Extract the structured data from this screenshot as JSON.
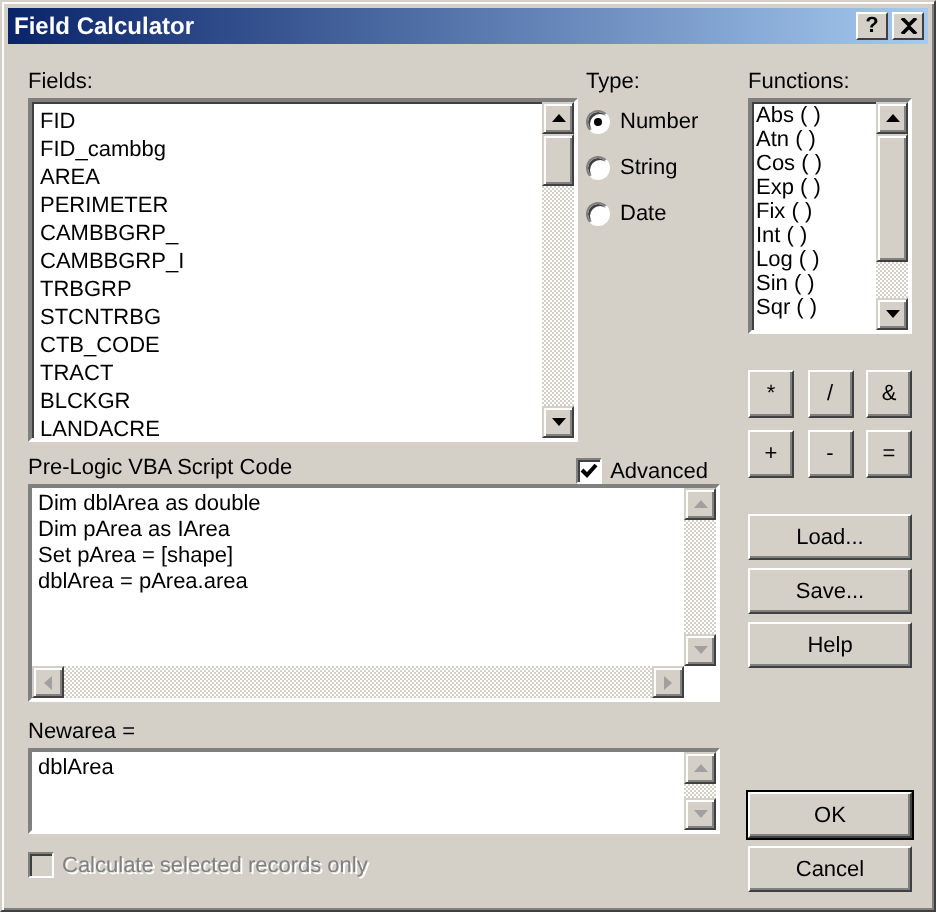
{
  "window": {
    "title": "Field Calculator",
    "help_button": "?"
  },
  "fields": {
    "label": "Fields:",
    "items": [
      "FID",
      "FID_cambbg",
      "AREA",
      "PERIMETER",
      "CAMBBGRP_",
      "CAMBBGRP_I",
      "TRBGRP",
      "STCNTRBG",
      "CTB_CODE",
      "TRACT",
      "BLCKGR",
      "LANDACRE"
    ]
  },
  "type": {
    "label": "Type:",
    "options": [
      {
        "label": "Number",
        "selected": true
      },
      {
        "label": "String",
        "selected": false
      },
      {
        "label": "Date",
        "selected": false
      }
    ]
  },
  "functions": {
    "label": "Functions:",
    "items": [
      "Abs ( )",
      "Atn ( )",
      "Cos ( )",
      "Exp ( )",
      "Fix ( )",
      "Int ( )",
      "Log ( )",
      "Sin ( )",
      "Sqr ( )"
    ]
  },
  "operators": [
    "*",
    "/",
    "&",
    "+",
    "-",
    "="
  ],
  "prelogic": {
    "label": "Pre-Logic VBA Script Code",
    "advanced": {
      "label": "Advanced",
      "checked": true
    },
    "lines": [
      "Dim dblArea as double",
      "Dim pArea as IArea",
      "Set pArea = [shape]",
      "dblArea = pArea.area"
    ]
  },
  "expression": {
    "label": "Newarea =",
    "value": "dblArea"
  },
  "calculate_selected": {
    "label": "Calculate selected records only",
    "checked": false,
    "disabled": true
  },
  "side_buttons": [
    {
      "label": "Load...",
      "default": false
    },
    {
      "label": "Save...",
      "default": false
    },
    {
      "label": "Help",
      "default": false
    }
  ],
  "dialog_buttons": [
    {
      "label": "OK",
      "default": true
    },
    {
      "label": "Cancel",
      "default": false
    }
  ]
}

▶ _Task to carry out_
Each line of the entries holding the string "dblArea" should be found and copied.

▶ _Answer to this exercise_
      "Dim dblArea as double",
      "dblArea = pArea.area"
    "value": "dblArea"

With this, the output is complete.